**REQUIRED WORK**
The answer is a number and only a number: how many lines of the data include the string "screenshot"?

**DATA IN THIS EXERCISE**
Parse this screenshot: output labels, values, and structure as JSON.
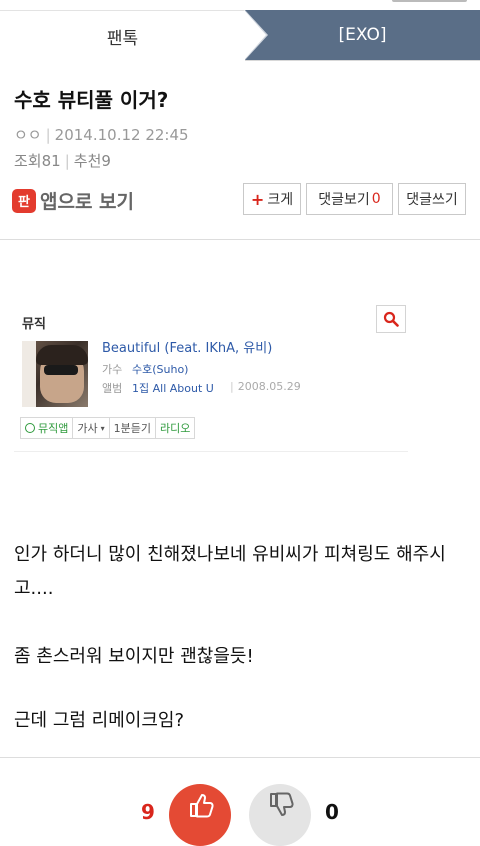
{
  "breadcrumb": {
    "left": "팬톡",
    "right": "[EXO]"
  },
  "post": {
    "title": "수호 뷰티풀 이거?",
    "author": "ㅇㅇ",
    "datetime": "2014.10.12 22:45",
    "views_label": "조회",
    "views": "81",
    "recommend_label": "추천",
    "recommend": "9"
  },
  "actions": {
    "app_icon_text": "판",
    "app_label": "앱으로 보기",
    "zoom_plus": "+",
    "zoom_label": "크게",
    "view_comments_label": "댓글보기",
    "comment_count": "0",
    "write_comment_label": "댓글쓰기"
  },
  "music": {
    "heading": "뮤직",
    "song": "Beautiful (Feat. IKhA, 유비)",
    "singer_label": "가수",
    "singer": "수호(Suho)",
    "album_label": "앨범",
    "album": "1집 All About U",
    "album_date": "2008.05.29",
    "chips": [
      "뮤직앱",
      "가사",
      "1분듣기",
      "라디오"
    ]
  },
  "body": {
    "p1": "인가 하더니 많이 친해졌나보네 유비씨가 피쳐링도 해주시고....",
    "p2": "좀 촌스러워 보이지만 괜찮을듯!",
    "p3": "근데 그럼 리메이크임?"
  },
  "votes": {
    "up": "9",
    "down": "0"
  },
  "colors": {
    "accent_red": "#d9261c",
    "breadcrumb_active": "#5a6e87",
    "link_blue": "#2e5aa8"
  }
}
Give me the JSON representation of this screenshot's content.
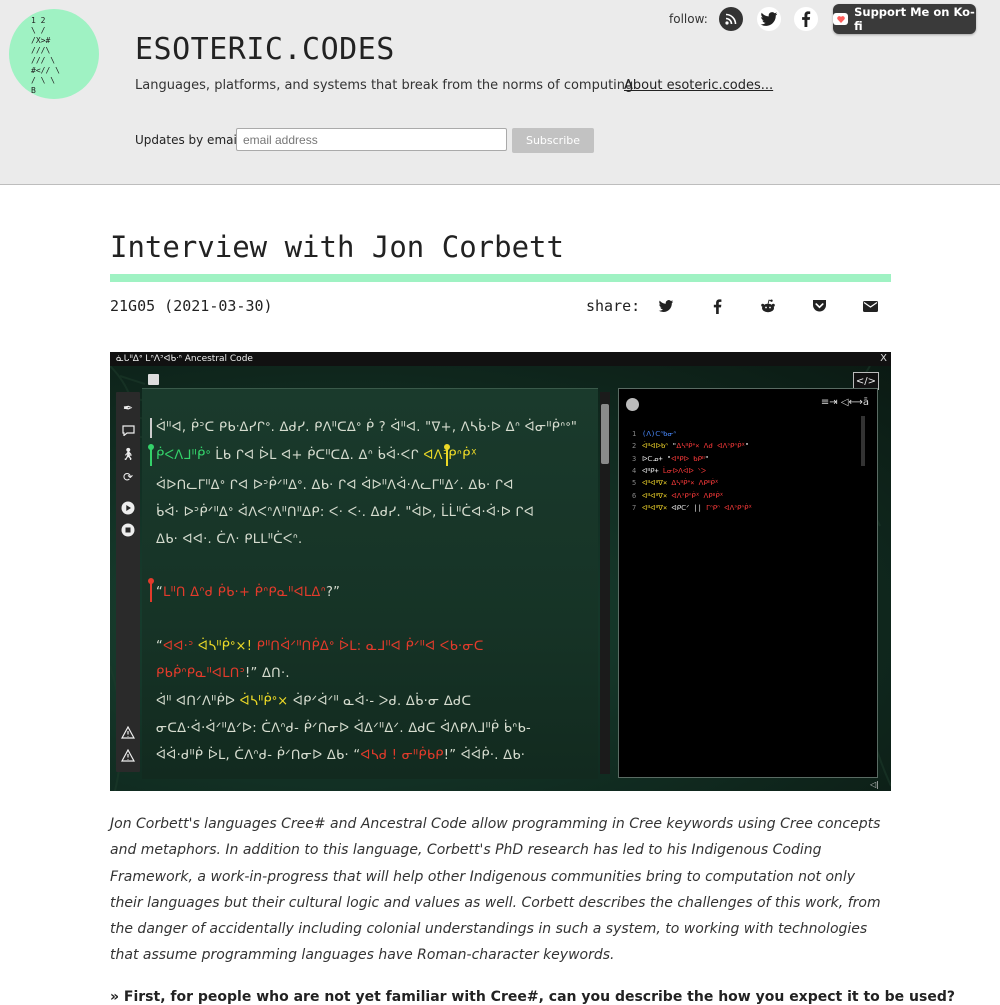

**YOUR SOLUTION**
2